About this task — The records below are to be reproduced exactly, with every picture left out.

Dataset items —
━━━

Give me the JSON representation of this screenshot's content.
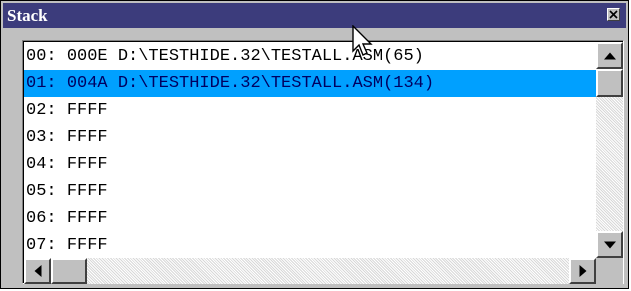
{
  "window": {
    "title": "Stack",
    "close_glyph": "✕"
  },
  "stack_list": {
    "rows": [
      {
        "index": "00:",
        "value": "000E D:\\TESTHIDE.32\\TESTALL.ASM(65)",
        "selected": false
      },
      {
        "index": "01:",
        "value": "004A D:\\TESTHIDE.32\\TESTALL.ASM(134)",
        "selected": true
      },
      {
        "index": "02:",
        "value": "FFFF",
        "selected": false
      },
      {
        "index": "03:",
        "value": "FFFF",
        "selected": false
      },
      {
        "index": "04:",
        "value": "FFFF",
        "selected": false
      },
      {
        "index": "05:",
        "value": "FFFF",
        "selected": false
      },
      {
        "index": "06:",
        "value": "FFFF",
        "selected": false
      },
      {
        "index": "07:",
        "value": "FFFF",
        "selected": false
      }
    ]
  },
  "scrollbars": {
    "vertical": {
      "up_icon": "arrow-up-icon",
      "down_icon": "arrow-down-icon"
    },
    "horizontal": {
      "left_icon": "arrow-left-icon",
      "right_icon": "arrow-right-icon"
    }
  },
  "colors": {
    "titlebar": "#3c3c7c",
    "selection": "#00a0ff",
    "face": "#c0c0c0"
  }
}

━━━

Reply to the task —
Give me the JSON representation of this screenshot's content.
{
  "window": {
    "title": "Stack",
    "close_glyph": "✕"
  },
  "stack_list": {
    "rows": [
      {
        "index": "00:",
        "value": "000E D:\\TESTHIDE.32\\TESTALL.ASM(65)",
        "selected": false
      },
      {
        "index": "01:",
        "value": "004A D:\\TESTHIDE.32\\TESTALL.ASM(134)",
        "selected": true
      },
      {
        "index": "02:",
        "value": "FFFF",
        "selected": false
      },
      {
        "index": "03:",
        "value": "FFFF",
        "selected": false
      },
      {
        "index": "04:",
        "value": "FFFF",
        "selected": false
      },
      {
        "index": "05:",
        "value": "FFFF",
        "selected": false
      },
      {
        "index": "06:",
        "value": "FFFF",
        "selected": false
      },
      {
        "index": "07:",
        "value": "FFFF",
        "selected": false
      }
    ]
  },
  "scrollbars": {
    "vertical": {
      "up_icon": "arrow-up-icon",
      "down_icon": "arrow-down-icon"
    },
    "horizontal": {
      "left_icon": "arrow-left-icon",
      "right_icon": "arrow-right-icon"
    }
  },
  "colors": {
    "titlebar": "#3c3c7c",
    "selection": "#00a0ff",
    "face": "#c0c0c0"
  }
}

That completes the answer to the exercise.